Each record must appear in the answer exactly as given.

──────── Data shown

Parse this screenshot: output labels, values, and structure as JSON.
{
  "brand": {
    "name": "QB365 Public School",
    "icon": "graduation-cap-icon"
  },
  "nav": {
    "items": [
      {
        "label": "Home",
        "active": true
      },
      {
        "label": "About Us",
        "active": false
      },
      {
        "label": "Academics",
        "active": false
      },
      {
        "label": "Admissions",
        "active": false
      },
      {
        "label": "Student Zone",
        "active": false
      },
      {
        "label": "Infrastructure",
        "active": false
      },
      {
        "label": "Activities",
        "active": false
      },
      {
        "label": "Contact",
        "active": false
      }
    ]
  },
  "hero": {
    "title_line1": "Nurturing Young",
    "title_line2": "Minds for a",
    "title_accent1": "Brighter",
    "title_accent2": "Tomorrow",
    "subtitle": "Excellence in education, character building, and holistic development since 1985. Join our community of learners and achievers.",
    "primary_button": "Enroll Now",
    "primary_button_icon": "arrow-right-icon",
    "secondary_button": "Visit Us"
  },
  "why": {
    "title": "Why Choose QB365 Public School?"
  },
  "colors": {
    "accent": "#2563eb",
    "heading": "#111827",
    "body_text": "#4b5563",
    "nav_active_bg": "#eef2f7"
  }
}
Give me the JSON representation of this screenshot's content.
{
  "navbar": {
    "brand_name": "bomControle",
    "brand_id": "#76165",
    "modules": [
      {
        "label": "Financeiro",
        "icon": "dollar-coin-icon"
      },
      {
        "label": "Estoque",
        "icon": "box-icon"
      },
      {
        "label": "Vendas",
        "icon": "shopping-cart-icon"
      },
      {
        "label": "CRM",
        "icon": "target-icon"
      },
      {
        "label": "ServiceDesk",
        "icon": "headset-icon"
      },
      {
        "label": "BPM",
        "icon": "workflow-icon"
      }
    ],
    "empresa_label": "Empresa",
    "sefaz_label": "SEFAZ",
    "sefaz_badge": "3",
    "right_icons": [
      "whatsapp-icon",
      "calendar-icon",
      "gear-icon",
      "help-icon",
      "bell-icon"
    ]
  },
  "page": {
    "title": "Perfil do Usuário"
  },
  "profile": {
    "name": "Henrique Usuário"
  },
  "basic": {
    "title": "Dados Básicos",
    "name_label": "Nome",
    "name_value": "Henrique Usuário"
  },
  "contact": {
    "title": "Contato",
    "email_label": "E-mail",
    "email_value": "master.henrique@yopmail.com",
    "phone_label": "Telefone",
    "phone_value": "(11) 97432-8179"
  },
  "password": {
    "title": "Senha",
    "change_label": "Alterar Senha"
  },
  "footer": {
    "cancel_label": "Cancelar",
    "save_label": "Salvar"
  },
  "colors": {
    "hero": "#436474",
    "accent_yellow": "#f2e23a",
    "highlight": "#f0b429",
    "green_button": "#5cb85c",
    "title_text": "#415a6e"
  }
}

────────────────

Solution for this exercise:
Parse this screenshot: output labels, values, and structure as JSON.
{
  "brand": {
    "name": "QB365 Public School",
    "icon": "graduation-cap-icon"
  },
  "nav": {
    "items": [
      {
        "label": "Home",
        "active": true
      },
      {
        "label": "About Us",
        "active": false
      },
      {
        "label": "Academics",
        "active": false
      },
      {
        "label": "Admissions",
        "active": false
      },
      {
        "label": "Student Zone",
        "active": false
      },
      {
        "label": "Infrastructure",
        "active": false
      },
      {
        "label": "Activities",
        "active": false
      },
      {
        "label": "Contact",
        "active": false
      }
    ]
  },
  "hero": {
    "title_line1": "Nurturing Young",
    "title_line2": "Minds for a",
    "title_accent1": "Brighter",
    "title_accent2": "Tomorrow",
    "subtitle": "Excellence in education, character building, and holistic development since 1985. Join our community of learners and achievers.",
    "primary_button": "Enroll Now",
    "primary_button_icon": "arrow-right-icon",
    "secondary_button": "Visit Us"
  },
  "why": {
    "title": "Why Choose QB365 Public School?"
  },
  "colors": {
    "accent": "#2563eb",
    "heading": "#111827",
    "body_text": "#4b5563",
    "nav_active_bg": "#eef2f7"
  }
}
Give me the JSON representation of this screenshot's content.
{
  "navbar": {
    "brand_name": "bomControle",
    "brand_id": "#76165",
    "modules": [
      {
        "label": "Financeiro",
        "icon": "dollar-coin-icon"
      },
      {
        "label": "Estoque",
        "icon": "box-icon"
      },
      {
        "label": "Vendas",
        "icon": "shopping-cart-icon"
      },
      {
        "label": "CRM",
        "icon": "target-icon"
      },
      {
        "label": "ServiceDesk",
        "icon": "headset-icon"
      },
      {
        "label": "BPM",
        "icon": "workflow-icon"
      }
    ],
    "empresa_label": "Empresa",
    "sefaz_label": "SEFAZ",
    "sefaz_badge": "3",
    "right_icons": [
      "whatsapp-icon",
      "calendar-icon",
      "gear-icon",
      "help-icon",
      "bell-icon"
    ]
  },
  "page": {
    "title": "Perfil do Usuário"
  },
  "profile": {
    "name": "Henrique Usuário"
  },
  "basic": {
    "title": "Dados Básicos",
    "name_label": "Nome",
    "name_value": "Henrique Usuário"
  },
  "contact": {
    "title": "Contato",
    "email_label": "E-mail",
    "email_value": "master.henrique@yopmail.com",
    "phone_label": "Telefone",
    "phone_value": "(11) 97432-8179"
  },
  "password": {
    "title": "Senha",
    "change_label": "Alterar Senha"
  },
  "footer": {
    "cancel_label": "Cancelar",
    "save_label": "Salvar"
  },
  "colors": {
    "hero": "#436474",
    "accent_yellow": "#f2e23a",
    "highlight": "#f0b429",
    "green_button": "#5cb85c",
    "title_text": "#415a6e"
  }
}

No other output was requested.